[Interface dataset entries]
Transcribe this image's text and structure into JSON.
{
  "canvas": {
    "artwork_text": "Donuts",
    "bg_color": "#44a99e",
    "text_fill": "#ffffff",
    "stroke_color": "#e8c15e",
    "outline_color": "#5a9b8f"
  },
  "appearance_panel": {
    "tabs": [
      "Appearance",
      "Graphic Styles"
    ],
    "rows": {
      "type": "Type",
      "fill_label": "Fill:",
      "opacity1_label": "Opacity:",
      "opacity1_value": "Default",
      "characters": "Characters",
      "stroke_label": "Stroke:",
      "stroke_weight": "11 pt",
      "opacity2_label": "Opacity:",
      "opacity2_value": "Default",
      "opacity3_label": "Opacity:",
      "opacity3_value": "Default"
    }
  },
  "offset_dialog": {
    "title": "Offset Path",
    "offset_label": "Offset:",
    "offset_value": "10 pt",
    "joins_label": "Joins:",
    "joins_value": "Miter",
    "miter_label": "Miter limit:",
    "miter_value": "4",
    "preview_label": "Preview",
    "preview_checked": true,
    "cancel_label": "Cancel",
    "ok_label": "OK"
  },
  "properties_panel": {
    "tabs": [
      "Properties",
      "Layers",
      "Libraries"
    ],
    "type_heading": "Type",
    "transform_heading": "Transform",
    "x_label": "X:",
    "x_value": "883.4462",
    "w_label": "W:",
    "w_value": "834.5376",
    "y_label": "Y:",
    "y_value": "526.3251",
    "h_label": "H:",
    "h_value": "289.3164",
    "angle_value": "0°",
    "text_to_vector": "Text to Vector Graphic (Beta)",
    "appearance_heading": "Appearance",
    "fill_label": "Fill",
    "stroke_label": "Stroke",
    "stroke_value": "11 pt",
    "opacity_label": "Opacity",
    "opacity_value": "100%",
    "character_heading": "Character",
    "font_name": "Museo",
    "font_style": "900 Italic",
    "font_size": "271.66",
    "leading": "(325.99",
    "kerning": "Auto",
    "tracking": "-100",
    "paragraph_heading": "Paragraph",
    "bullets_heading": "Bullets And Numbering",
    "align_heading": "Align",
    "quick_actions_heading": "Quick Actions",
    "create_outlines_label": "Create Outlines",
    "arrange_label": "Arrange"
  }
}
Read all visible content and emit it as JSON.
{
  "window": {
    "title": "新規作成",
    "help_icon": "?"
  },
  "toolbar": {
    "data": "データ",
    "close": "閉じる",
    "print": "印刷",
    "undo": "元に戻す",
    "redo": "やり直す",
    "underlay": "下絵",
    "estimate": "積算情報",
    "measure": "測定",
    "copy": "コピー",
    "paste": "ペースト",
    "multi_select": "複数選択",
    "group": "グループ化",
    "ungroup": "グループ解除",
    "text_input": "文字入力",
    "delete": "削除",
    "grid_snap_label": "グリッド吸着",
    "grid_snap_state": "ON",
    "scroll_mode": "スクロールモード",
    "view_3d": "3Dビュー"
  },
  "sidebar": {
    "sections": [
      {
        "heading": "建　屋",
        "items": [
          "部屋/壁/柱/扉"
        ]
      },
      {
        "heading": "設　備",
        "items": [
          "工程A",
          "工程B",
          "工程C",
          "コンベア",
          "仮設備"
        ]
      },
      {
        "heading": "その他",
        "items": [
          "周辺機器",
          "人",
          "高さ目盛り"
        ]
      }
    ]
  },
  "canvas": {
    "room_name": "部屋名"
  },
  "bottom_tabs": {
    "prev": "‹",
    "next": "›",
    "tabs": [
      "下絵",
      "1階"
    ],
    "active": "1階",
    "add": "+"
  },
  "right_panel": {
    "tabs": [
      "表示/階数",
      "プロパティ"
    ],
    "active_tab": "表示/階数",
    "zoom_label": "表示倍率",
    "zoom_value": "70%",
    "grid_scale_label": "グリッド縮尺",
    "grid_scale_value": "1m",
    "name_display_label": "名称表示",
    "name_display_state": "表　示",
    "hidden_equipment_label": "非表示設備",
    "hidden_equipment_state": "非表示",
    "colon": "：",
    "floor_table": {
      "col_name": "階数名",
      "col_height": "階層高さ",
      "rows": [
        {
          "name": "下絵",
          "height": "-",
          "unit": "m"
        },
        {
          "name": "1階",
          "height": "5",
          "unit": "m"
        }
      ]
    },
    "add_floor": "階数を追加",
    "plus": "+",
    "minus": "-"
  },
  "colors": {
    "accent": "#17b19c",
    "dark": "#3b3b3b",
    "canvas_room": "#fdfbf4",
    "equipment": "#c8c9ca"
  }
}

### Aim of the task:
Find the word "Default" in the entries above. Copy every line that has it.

### Answer:
      "opacity1_value": "Default",
      "opacity2_value": "Default",
      "opacity3_value": "Default"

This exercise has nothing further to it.